_Dataset excerpts:_
======
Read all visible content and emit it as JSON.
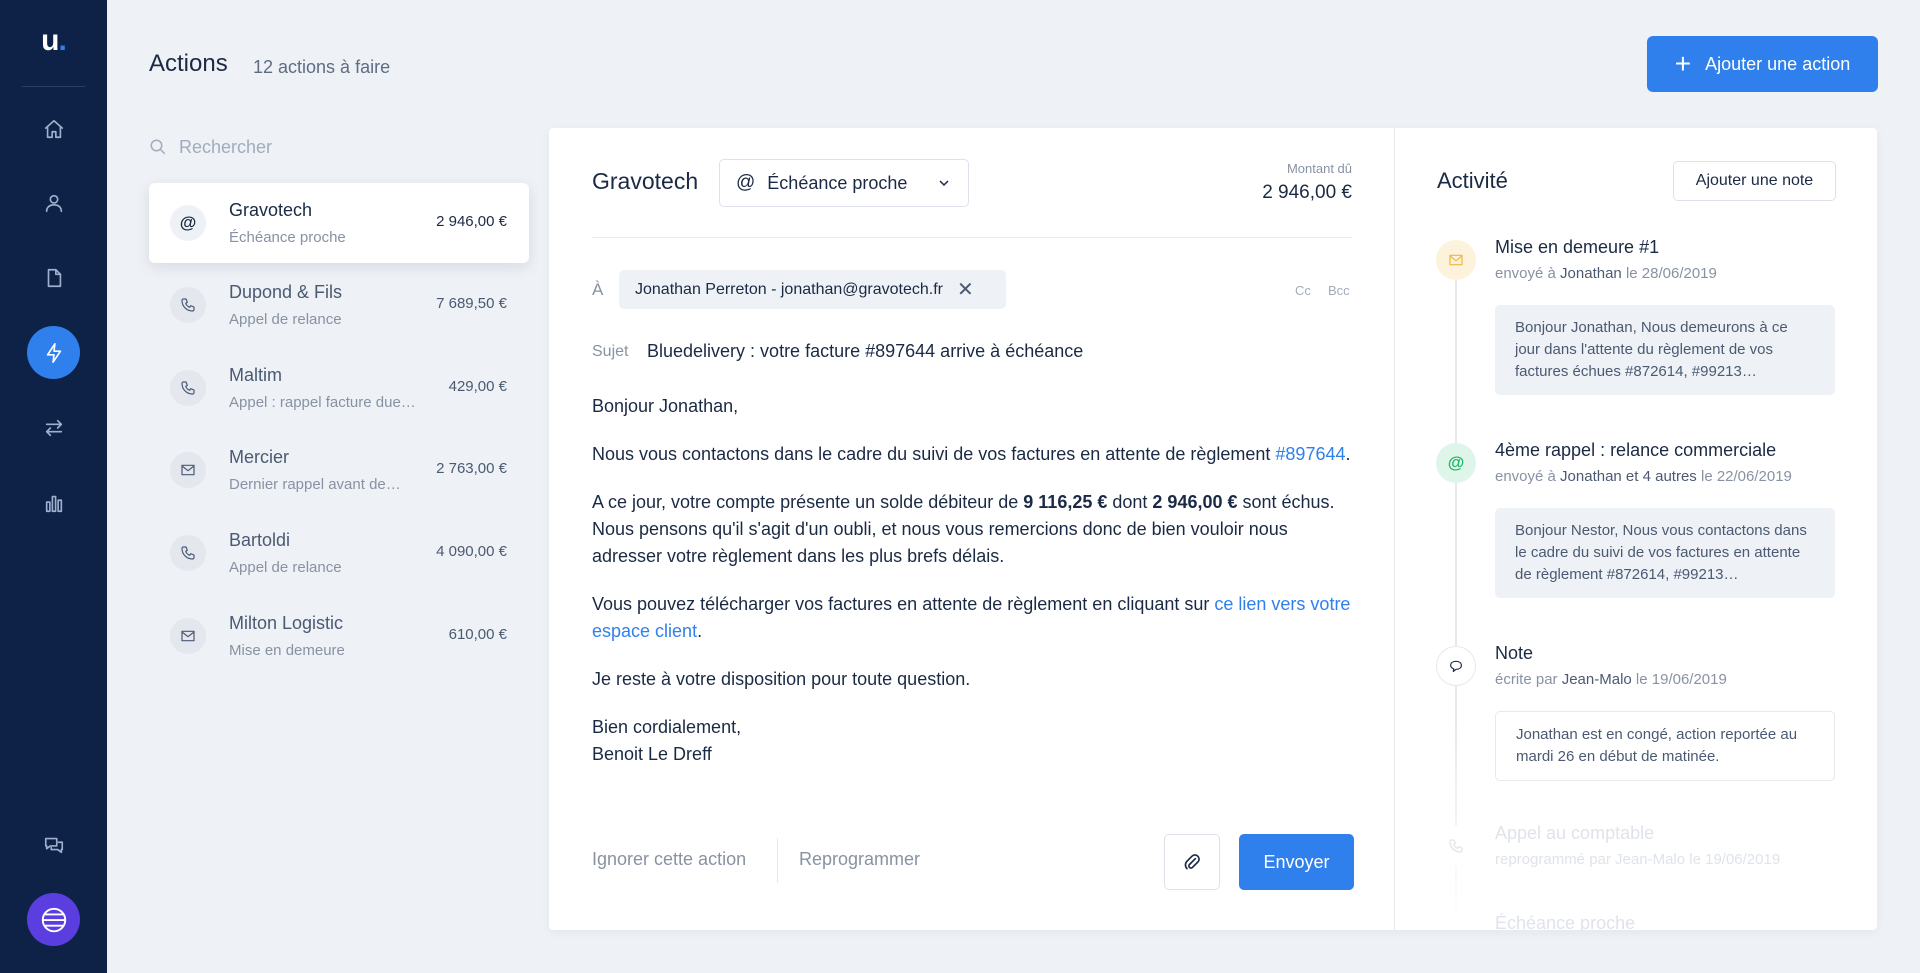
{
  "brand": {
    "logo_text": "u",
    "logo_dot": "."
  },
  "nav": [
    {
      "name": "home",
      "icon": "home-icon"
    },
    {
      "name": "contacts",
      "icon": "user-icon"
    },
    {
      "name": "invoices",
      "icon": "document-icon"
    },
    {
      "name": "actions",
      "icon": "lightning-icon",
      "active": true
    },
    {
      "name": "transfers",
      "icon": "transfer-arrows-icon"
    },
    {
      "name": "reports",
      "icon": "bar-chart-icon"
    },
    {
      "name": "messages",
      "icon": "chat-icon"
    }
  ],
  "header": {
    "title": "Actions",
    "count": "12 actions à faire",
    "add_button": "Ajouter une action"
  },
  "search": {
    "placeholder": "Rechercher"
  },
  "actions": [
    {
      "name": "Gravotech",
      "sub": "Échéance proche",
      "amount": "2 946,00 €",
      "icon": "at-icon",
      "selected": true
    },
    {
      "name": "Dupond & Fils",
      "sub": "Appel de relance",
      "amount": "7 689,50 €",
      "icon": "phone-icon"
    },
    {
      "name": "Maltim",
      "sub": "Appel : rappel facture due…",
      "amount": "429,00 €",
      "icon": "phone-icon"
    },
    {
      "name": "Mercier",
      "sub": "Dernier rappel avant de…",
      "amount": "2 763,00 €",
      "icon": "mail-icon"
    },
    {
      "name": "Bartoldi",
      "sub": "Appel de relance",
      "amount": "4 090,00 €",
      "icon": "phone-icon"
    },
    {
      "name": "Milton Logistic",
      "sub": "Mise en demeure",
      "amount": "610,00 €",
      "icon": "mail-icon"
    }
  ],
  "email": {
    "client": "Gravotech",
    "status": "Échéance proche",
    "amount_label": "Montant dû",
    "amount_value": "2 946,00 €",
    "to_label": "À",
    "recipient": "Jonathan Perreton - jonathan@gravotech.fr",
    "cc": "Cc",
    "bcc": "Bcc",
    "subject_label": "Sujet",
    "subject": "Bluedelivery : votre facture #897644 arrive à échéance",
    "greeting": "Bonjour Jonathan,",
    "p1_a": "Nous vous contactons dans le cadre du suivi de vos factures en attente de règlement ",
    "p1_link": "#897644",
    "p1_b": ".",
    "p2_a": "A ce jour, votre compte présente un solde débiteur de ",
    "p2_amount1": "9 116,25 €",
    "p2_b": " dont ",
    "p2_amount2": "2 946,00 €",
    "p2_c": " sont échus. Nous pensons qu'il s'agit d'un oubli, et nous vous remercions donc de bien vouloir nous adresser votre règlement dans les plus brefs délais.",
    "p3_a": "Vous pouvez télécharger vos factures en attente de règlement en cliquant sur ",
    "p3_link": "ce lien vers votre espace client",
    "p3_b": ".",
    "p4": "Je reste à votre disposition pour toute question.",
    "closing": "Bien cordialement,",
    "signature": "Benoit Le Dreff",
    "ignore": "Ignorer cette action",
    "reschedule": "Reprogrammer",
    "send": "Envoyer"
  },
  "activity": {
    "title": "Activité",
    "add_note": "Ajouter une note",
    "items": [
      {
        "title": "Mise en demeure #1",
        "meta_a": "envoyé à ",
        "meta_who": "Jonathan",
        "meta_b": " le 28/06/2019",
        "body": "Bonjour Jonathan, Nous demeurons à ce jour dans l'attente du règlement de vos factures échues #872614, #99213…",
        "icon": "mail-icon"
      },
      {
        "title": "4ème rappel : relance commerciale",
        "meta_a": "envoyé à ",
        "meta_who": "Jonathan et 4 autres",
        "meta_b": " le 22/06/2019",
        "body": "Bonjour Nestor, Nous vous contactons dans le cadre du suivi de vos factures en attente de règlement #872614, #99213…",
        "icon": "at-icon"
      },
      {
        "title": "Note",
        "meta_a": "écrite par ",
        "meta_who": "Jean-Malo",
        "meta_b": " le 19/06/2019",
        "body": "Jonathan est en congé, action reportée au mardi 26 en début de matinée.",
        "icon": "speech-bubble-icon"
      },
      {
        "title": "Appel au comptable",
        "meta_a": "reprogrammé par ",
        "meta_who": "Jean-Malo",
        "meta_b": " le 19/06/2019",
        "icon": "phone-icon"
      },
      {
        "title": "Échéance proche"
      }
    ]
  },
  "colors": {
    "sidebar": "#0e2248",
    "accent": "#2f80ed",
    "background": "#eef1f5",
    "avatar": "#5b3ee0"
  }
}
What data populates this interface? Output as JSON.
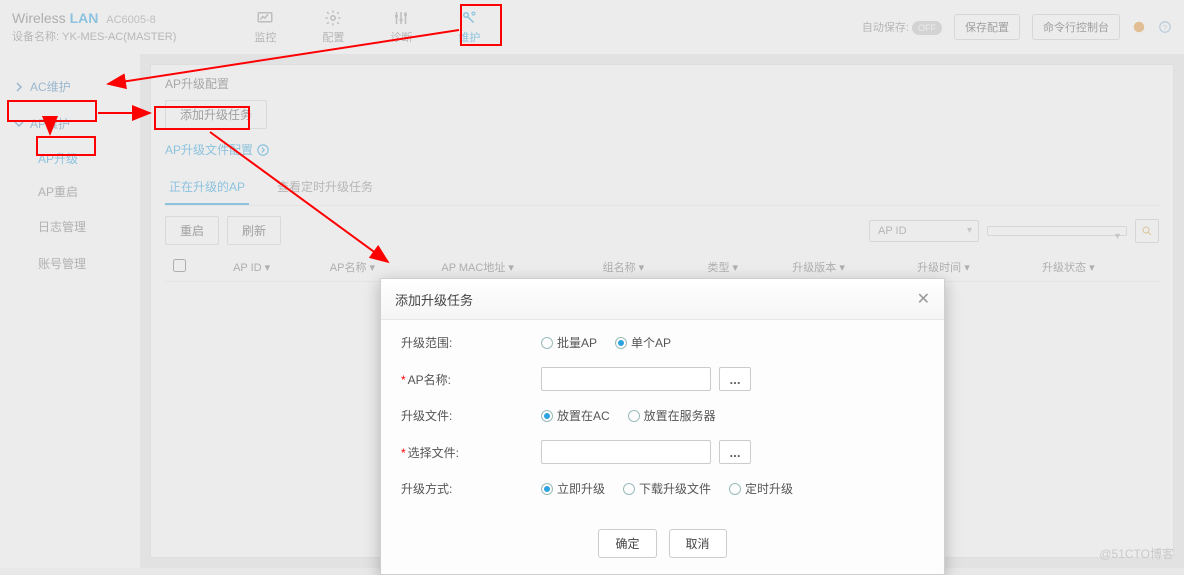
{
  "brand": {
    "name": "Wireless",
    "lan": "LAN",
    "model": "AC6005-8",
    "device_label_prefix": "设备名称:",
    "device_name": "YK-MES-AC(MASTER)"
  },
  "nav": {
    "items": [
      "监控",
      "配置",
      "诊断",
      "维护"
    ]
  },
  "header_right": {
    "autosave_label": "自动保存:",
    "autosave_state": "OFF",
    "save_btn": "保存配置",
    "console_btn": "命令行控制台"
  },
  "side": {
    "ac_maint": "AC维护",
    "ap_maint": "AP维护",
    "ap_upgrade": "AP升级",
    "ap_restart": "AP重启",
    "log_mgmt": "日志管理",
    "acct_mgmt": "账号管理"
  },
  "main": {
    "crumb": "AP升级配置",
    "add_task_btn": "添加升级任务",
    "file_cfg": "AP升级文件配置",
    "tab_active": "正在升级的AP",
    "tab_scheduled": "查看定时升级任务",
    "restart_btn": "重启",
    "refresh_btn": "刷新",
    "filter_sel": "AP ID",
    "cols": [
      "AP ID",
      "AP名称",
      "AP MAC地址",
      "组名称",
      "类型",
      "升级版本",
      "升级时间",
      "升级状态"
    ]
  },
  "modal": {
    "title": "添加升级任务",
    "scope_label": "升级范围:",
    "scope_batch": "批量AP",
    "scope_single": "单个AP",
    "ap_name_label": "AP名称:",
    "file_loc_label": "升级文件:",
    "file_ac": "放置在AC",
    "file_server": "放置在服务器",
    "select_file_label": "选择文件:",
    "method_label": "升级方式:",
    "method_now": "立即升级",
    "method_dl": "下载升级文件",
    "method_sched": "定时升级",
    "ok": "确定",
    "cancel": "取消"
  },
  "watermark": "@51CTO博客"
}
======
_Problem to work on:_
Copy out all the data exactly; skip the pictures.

_Reply to the exercise:_
Read all visible content and emit it as JSON.
{
  "brand": {
    "logo_text": "u",
    "logo_dot": "."
  },
  "nav": [
    {
      "name": "home",
      "icon": "home-icon"
    },
    {
      "name": "contacts",
      "icon": "user-icon"
    },
    {
      "name": "invoices",
      "icon": "document-icon"
    },
    {
      "name": "actions",
      "icon": "lightning-icon",
      "active": true
    },
    {
      "name": "transfers",
      "icon": "transfer-arrows-icon"
    },
    {
      "name": "reports",
      "icon": "bar-chart-icon"
    },
    {
      "name": "messages",
      "icon": "chat-icon"
    }
  ],
  "header": {
    "title": "Actions",
    "count": "12 actions à faire",
    "add_button": "Ajouter une action"
  },
  "search": {
    "placeholder": "Rechercher"
  },
  "actions": [
    {
      "name": "Gravotech",
      "sub": "Échéance proche",
      "amount": "2 946,00 €",
      "icon": "at-icon",
      "selected": true
    },
    {
      "name": "Dupond & Fils",
      "sub": "Appel de relance",
      "amount": "7 689,50 €",
      "icon": "phone-icon"
    },
    {
      "name": "Maltim",
      "sub": "Appel : rappel facture due…",
      "amount": "429,00 €",
      "icon": "phone-icon"
    },
    {
      "name": "Mercier",
      "sub": "Dernier rappel avant de…",
      "amount": "2 763,00 €",
      "icon": "mail-icon"
    },
    {
      "name": "Bartoldi",
      "sub": "Appel de relance",
      "amount": "4 090,00 €",
      "icon": "phone-icon"
    },
    {
      "name": "Milton Logistic",
      "sub": "Mise en demeure",
      "amount": "610,00 €",
      "icon": "mail-icon"
    }
  ],
  "email": {
    "client": "Gravotech",
    "status": "Échéance proche",
    "amount_label": "Montant dû",
    "amount_value": "2 946,00 €",
    "to_label": "À",
    "recipient": "Jonathan Perreton - jonathan@gravotech.fr",
    "cc": "Cc",
    "bcc": "Bcc",
    "subject_label": "Sujet",
    "subject": "Bluedelivery : votre facture #897644 arrive à échéance",
    "greeting": "Bonjour Jonathan,",
    "p1_a": "Nous vous contactons dans le cadre du suivi de vos factures en attente de règlement ",
    "p1_link": "#897644",
    "p1_b": ".",
    "p2_a": "A ce jour, votre compte présente un solde débiteur de ",
    "p2_amount1": "9 116,25 €",
    "p2_b": " dont ",
    "p2_amount2": "2 946,00 €",
    "p2_c": " sont échus. Nous pensons qu'il s'agit d'un oubli, et nous vous remercions donc de bien vouloir nous adresser votre règlement dans les plus brefs délais.",
    "p3_a": "Vous pouvez télécharger vos factures en attente de règlement en cliquant sur ",
    "p3_link": "ce lien vers votre espace client",
    "p3_b": ".",
    "p4": "Je reste à votre disposition pour toute question.",
    "closing": "Bien cordialement,",
    "signature": "Benoit Le Dreff",
    "ignore": "Ignorer cette action",
    "reschedule": "Reprogrammer",
    "send": "Envoyer"
  },
  "activity": {
    "title": "Activité",
    "add_note": "Ajouter une note",
    "items": [
      {
        "title": "Mise en demeure #1",
        "meta_a": "envoyé à ",
        "meta_who": "Jonathan",
        "meta_b": " le 28/06/2019",
        "body": "Bonjour Jonathan, Nous demeurons à ce jour dans l'attente du règlement de vos factures échues #872614, #99213…",
        "icon": "mail-icon"
      },
      {
        "title": "4ème rappel : relance commerciale",
        "meta_a": "envoyé à ",
        "meta_who": "Jonathan et 4 autres",
        "meta_b": " le 22/06/2019",
        "body": "Bonjour Nestor, Nous vous contactons dans le cadre du suivi de vos factures en attente de règlement #872614, #99213…",
        "icon": "at-icon"
      },
      {
        "title": "Note",
        "meta_a": "écrite par ",
        "meta_who": "Jean-Malo",
        "meta_b": " le 19/06/2019",
        "body": "Jonathan est en congé, action reportée au mardi 26 en début de matinée.",
        "icon": "speech-bubble-icon"
      },
      {
        "title": "Appel au comptable",
        "meta_a": "reprogrammé par ",
        "meta_who": "Jean-Malo",
        "meta_b": " le 19/06/2019",
        "icon": "phone-icon"
      },
      {
        "title": "Échéance proche"
      }
    ]
  },
  "colors": {
    "sidebar": "#0e2248",
    "accent": "#2f80ed",
    "background": "#eef1f5",
    "avatar": "#5b3ee0"
  }
}
What data populates this interface? Output as JSON.
{
  "brand": {
    "name": "Wireless",
    "lan": "LAN",
    "model": "AC6005-8",
    "device_label_prefix": "设备名称:",
    "device_name": "YK-MES-AC(MASTER)"
  },
  "nav": {
    "items": [
      "监控",
      "配置",
      "诊断",
      "维护"
    ]
  },
  "header_right": {
    "autosave_label": "自动保存:",
    "autosave_state": "OFF",
    "save_btn": "保存配置",
    "console_btn": "命令行控制台"
  },
  "side": {
    "ac_maint": "AC维护",
    "ap_maint": "AP维护",
    "ap_upgrade": "AP升级",
    "ap_restart": "AP重启",
    "log_mgmt": "日志管理",
    "acct_mgmt": "账号管理"
  },
  "main": {
    "crumb": "AP升级配置",
    "add_task_btn": "添加升级任务",
    "file_cfg": "AP升级文件配置",
    "tab_active": "正在升级的AP",
    "tab_scheduled": "查看定时升级任务",
    "restart_btn": "重启",
    "refresh_btn": "刷新",
    "filter_sel": "AP ID",
    "cols": [
      "AP ID",
      "AP名称",
      "AP MAC地址",
      "组名称",
      "类型",
      "升级版本",
      "升级时间",
      "升级状态"
    ]
  },
  "modal": {
    "title": "添加升级任务",
    "scope_label": "升级范围:",
    "scope_batch": "批量AP",
    "scope_single": "单个AP",
    "ap_name_label": "AP名称:",
    "file_loc_label": "升级文件:",
    "file_ac": "放置在AC",
    "file_server": "放置在服务器",
    "select_file_label": "选择文件:",
    "method_label": "升级方式:",
    "method_now": "立即升级",
    "method_dl": "下载升级文件",
    "method_sched": "定时升级",
    "ok": "确定",
    "cancel": "取消"
  },
  "watermark": "@51CTO博客"
}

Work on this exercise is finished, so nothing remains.